> Activity: When the string "your" appears in a line of the records, show the whole line.

Component data from apps and pages

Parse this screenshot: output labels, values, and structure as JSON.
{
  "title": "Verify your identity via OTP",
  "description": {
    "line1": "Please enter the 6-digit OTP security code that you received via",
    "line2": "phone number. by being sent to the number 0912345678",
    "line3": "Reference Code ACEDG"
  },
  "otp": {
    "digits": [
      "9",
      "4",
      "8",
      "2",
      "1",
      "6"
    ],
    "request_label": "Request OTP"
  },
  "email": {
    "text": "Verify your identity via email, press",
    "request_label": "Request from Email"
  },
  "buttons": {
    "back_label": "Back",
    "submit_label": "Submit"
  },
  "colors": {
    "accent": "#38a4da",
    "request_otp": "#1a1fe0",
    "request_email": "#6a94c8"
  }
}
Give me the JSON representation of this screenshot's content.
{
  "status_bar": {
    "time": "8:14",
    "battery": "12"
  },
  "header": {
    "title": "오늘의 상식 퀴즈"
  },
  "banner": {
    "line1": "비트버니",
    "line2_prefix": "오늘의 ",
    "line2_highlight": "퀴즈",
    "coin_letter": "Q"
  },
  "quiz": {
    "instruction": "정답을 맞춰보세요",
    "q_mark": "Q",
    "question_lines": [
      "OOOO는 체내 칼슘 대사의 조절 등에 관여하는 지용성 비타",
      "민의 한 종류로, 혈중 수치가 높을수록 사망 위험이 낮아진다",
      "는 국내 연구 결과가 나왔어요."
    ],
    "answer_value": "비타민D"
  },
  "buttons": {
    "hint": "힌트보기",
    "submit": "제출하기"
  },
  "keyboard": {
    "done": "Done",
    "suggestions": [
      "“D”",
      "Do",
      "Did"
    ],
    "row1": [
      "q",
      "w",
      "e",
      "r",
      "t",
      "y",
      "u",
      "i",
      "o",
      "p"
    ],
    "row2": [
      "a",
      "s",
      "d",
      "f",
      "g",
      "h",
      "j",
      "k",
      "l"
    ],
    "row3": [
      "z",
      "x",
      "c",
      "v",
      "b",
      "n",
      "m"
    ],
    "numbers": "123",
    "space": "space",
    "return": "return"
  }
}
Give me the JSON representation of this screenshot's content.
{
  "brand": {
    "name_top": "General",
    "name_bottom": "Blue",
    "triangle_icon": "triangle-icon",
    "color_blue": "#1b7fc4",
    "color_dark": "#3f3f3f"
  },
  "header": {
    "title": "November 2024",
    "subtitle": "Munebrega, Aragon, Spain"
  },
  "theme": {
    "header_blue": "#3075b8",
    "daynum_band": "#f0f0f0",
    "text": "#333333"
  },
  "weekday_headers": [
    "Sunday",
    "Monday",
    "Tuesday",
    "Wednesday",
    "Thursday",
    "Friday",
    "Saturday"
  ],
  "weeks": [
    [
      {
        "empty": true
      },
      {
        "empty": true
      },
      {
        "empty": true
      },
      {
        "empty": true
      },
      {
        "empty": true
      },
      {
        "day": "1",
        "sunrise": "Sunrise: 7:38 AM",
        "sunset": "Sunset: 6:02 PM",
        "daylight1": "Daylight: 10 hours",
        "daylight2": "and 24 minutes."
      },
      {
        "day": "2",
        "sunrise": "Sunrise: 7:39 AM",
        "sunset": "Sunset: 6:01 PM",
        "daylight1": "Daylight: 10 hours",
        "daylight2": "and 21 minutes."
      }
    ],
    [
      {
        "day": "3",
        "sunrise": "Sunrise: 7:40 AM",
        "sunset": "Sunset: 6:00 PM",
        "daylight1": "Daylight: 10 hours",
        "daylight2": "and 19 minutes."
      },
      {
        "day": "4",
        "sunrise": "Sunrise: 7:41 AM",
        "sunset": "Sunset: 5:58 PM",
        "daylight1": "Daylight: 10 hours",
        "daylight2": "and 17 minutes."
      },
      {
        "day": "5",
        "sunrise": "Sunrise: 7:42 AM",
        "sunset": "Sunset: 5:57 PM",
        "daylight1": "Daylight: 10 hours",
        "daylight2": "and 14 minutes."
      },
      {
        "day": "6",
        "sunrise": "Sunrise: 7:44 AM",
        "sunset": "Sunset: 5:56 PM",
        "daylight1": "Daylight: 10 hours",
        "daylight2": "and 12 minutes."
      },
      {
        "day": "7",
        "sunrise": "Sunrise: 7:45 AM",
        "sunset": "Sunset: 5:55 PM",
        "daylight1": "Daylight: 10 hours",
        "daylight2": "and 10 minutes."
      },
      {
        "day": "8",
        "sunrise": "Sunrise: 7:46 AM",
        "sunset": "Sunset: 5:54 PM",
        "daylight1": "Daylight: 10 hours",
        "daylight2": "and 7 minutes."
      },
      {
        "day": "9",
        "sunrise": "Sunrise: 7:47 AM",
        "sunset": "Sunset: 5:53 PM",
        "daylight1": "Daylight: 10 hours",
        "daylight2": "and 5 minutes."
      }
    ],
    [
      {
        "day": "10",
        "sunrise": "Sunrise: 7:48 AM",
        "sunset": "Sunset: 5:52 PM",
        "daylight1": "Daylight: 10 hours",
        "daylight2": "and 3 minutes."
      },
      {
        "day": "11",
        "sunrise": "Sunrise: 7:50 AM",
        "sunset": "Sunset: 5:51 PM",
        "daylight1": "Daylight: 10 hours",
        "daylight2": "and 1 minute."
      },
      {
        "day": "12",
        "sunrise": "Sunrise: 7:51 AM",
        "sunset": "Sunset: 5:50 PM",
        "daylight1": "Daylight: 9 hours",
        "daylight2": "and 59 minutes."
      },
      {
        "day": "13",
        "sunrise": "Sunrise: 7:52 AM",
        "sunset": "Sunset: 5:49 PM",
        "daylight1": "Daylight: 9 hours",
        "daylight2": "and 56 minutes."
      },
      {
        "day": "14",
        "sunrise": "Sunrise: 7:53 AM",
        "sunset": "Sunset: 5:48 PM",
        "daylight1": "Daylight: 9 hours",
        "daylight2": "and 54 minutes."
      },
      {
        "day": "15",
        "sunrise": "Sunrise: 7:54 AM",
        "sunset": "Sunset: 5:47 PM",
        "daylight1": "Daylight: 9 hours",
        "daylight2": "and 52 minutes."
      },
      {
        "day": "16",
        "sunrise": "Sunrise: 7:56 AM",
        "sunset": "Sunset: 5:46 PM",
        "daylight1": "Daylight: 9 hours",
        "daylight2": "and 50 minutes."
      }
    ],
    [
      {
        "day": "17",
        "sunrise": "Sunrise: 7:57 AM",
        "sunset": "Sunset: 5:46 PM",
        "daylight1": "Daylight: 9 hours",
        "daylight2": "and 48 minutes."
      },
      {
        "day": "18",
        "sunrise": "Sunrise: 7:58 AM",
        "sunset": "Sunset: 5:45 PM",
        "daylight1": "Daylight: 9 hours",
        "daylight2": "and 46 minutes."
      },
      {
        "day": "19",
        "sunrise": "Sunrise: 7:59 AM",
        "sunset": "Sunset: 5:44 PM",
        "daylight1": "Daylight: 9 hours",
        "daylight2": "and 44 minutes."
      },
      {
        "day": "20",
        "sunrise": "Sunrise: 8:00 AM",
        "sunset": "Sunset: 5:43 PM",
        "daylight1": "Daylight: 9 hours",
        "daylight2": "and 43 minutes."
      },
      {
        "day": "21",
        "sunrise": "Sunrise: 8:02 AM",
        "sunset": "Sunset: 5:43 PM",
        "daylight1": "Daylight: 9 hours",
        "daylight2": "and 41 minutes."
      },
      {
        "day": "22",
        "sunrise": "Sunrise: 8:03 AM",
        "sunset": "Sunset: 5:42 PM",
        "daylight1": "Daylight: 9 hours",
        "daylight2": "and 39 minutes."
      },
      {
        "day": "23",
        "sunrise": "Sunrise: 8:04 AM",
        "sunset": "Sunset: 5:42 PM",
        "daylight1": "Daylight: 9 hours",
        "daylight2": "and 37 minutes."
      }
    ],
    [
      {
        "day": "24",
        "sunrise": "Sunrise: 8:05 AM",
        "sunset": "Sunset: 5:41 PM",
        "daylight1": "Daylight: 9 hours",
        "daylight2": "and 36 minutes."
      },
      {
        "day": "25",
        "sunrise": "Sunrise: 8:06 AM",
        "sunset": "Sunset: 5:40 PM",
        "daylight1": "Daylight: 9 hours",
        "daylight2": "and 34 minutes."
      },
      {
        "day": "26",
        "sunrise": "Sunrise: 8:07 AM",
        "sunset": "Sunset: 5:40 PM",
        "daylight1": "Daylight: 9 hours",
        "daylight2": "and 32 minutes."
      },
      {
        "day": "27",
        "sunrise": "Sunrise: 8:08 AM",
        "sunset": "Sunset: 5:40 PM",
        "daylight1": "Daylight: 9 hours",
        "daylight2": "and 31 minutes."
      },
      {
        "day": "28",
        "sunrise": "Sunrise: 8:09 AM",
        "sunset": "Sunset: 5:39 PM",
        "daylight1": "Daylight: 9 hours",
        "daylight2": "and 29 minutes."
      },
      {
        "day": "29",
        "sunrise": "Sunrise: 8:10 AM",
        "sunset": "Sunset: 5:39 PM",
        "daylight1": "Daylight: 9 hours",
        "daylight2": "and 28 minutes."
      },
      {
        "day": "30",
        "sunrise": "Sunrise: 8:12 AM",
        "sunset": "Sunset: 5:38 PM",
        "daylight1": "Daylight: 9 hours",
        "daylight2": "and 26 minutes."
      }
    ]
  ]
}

> Response for this exercise:
  "title": "Verify your identity via OTP",
    "text": "Verify your identity via email, press",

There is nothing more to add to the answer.